things could she give exactly the right amount for?
Can you substitute numbers for the letters in these sums?
Is it possible to rearrange the numbers 1,2......12 around a clock
face in such a way that every two numbers in adjacent positions
differ by any of 3, 4 or 5 hours?
Lolla bought a balloon at the circus. She gave the clown six coins
to pay for it. What could Lolla have paid for the balloon?
Using 3 rods of integer lengths, none longer than 10 units and not
using any rod more than once, you can measure all the lengths in
whole units from 1 to 10 units. How many ways can you do this?
Can you score 100 by throwing rings on this board? Is there more
than way to do it?
The value of the circle changes in each of the following problems.
Can you discover its value in each problem?
Find at least one way to put in some operation signs (+ - x ÷)
to make these digits come to 100.
Write the numbers up to 64 in an interesting way so that the shape they make at the end is interesting, different, more exciting ... than just a square.
How could you put eight beanbags in the hoops so that there are
four in the blue hoop, five in the red and six in the yellow? Can
you find all the ways of doing this?
Three dice are placed in a row. Find a way to turn each one so that the three numbers on top of the dice total the same as the three numbers on the front of the dice. Can you find all the ways to do. . . .
Katie had a pack of 20 cards numbered from 1 to 20. She arranged
the cards into 6 unequal piles where each pile added to the same
total. What was the total and how could this be done?
There is a clock-face where the numbers have become all mixed up. Can you find out where all the numbers have got to from these ten statements?
Here you see the front and back views of a dodecahedron. Each
vertex has been numbered so that the numbers around each pentagonal
face add up to 65. Can you find all the missing numbers?
Mrs Morgan, the class's teacher, pinned numbers onto the backs of

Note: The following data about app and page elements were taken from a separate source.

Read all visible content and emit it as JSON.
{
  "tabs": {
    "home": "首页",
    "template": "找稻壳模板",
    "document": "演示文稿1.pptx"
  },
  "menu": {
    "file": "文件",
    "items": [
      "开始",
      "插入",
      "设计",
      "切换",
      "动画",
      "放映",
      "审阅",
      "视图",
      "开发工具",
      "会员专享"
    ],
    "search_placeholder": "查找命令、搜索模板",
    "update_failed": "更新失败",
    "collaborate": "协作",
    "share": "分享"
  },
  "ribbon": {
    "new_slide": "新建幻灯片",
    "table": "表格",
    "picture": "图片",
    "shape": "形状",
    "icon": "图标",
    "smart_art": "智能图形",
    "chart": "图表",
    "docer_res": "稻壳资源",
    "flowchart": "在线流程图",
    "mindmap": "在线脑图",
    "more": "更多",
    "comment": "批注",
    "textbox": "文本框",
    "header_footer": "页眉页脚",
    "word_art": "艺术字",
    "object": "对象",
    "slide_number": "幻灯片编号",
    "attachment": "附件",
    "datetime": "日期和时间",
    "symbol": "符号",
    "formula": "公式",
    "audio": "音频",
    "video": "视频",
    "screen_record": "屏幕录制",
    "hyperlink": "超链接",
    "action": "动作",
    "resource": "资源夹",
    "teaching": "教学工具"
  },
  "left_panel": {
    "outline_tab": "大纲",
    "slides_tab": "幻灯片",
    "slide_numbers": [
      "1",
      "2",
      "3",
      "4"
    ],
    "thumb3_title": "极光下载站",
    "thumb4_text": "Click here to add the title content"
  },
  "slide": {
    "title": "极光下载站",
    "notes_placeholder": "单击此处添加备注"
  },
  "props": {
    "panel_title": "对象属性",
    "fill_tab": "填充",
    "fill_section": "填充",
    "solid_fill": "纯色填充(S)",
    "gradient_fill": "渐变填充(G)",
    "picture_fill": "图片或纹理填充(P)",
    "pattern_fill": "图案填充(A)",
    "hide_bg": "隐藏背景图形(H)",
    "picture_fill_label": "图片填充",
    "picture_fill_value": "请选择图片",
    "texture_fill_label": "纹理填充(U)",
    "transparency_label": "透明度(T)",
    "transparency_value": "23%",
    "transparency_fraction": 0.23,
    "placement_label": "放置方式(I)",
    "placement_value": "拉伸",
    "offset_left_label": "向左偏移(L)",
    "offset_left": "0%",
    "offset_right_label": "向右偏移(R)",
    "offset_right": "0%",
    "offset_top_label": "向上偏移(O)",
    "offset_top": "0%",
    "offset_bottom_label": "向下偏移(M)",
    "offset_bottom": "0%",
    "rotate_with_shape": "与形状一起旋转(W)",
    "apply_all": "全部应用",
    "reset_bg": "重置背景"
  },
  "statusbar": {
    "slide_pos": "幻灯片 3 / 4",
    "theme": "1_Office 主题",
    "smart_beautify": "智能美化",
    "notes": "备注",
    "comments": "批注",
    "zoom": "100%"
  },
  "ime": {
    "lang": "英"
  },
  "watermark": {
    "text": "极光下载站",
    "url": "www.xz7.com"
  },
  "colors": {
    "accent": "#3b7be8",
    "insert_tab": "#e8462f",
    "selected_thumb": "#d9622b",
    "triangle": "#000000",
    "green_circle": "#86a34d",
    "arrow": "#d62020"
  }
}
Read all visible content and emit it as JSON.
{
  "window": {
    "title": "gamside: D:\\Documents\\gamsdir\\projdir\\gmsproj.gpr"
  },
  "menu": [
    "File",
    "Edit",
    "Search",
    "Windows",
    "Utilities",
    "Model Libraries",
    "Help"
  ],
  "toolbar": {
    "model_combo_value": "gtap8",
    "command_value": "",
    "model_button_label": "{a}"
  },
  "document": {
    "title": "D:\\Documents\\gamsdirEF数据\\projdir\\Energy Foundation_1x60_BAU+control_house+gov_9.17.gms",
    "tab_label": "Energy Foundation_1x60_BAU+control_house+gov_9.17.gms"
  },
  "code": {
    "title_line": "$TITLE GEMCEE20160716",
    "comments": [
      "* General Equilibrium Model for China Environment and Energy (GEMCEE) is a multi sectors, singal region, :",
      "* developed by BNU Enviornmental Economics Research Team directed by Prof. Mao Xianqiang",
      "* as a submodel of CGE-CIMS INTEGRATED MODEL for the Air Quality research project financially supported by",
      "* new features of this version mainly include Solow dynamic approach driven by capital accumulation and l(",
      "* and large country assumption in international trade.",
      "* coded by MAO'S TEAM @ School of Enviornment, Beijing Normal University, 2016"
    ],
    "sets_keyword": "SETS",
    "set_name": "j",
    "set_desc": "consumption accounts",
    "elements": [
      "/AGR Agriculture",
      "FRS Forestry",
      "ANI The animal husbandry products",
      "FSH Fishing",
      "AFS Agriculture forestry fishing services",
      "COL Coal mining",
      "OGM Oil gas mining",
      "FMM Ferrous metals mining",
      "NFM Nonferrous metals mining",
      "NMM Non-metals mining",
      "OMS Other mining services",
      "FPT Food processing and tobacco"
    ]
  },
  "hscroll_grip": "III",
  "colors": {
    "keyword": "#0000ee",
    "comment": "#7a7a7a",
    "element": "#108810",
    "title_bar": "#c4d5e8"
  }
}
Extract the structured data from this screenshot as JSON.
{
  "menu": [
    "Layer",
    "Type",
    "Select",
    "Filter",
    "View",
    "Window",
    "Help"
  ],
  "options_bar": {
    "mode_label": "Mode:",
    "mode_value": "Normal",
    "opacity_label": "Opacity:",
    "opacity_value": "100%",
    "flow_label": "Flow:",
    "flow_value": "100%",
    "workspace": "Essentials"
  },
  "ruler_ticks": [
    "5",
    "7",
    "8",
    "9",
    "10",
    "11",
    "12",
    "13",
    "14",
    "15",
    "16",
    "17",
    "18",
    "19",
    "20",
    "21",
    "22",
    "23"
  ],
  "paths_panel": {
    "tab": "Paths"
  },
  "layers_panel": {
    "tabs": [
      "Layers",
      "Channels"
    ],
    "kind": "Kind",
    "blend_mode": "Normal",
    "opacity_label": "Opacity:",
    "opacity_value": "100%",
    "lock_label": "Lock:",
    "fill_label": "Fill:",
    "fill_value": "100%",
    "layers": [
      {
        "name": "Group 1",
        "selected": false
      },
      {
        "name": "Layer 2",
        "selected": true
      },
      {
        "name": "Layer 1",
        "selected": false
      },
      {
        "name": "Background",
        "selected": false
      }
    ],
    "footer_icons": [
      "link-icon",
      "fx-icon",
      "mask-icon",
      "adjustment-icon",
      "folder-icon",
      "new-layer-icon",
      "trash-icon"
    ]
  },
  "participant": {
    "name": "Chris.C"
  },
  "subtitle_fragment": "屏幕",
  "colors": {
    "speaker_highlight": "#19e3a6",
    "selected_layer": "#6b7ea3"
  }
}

three children. Use the information to find out what the three
This problem is based on the story of the Pied Piper of Hamelin. Investigate the different numbers of people and rats there could have been if you know how many legs there are altogether!
The Scot, John Napier, invented these strips about 400 years ago to
help calculate multiplication and division. Can you work out how to
use Napier's bones to find the answer to these multiplications?
Choose four different digits from 1-9 and put one in each box so that the resulting four two-digit numbers add to a total of 100.